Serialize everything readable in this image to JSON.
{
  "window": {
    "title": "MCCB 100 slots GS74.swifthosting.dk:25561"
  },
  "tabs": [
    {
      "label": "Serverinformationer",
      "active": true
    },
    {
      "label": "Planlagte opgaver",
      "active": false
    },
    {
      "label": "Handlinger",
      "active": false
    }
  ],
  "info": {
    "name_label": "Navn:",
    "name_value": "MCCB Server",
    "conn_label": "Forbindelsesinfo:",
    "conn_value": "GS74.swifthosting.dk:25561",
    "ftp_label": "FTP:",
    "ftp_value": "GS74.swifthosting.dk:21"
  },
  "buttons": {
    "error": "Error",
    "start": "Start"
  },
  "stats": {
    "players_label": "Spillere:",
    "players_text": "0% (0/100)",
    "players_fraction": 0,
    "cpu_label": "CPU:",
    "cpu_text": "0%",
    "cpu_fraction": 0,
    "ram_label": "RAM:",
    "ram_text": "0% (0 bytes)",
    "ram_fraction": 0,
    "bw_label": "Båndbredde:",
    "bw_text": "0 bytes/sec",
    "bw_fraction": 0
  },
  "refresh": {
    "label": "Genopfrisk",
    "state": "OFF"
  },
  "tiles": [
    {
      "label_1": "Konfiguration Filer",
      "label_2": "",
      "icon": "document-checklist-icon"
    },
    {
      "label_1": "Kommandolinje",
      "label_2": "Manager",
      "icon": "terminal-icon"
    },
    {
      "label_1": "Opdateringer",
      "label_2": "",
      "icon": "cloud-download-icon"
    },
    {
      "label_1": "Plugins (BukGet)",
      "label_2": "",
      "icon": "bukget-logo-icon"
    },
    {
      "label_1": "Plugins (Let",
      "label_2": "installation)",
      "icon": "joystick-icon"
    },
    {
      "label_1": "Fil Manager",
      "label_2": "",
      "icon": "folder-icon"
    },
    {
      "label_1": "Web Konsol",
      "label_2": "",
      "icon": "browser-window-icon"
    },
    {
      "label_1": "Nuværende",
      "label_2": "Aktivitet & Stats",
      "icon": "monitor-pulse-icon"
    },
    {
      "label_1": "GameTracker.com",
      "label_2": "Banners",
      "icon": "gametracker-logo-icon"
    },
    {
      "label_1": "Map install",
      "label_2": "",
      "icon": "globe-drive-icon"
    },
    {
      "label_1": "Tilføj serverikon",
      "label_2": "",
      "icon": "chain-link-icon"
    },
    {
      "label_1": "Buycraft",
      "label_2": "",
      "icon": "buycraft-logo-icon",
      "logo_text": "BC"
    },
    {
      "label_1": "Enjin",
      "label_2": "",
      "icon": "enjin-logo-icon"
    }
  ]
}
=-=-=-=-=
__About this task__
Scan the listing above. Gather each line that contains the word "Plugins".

__Result__
      "label_1": "Plugins (BukGet)",
      "label_1": "Plugins (Let",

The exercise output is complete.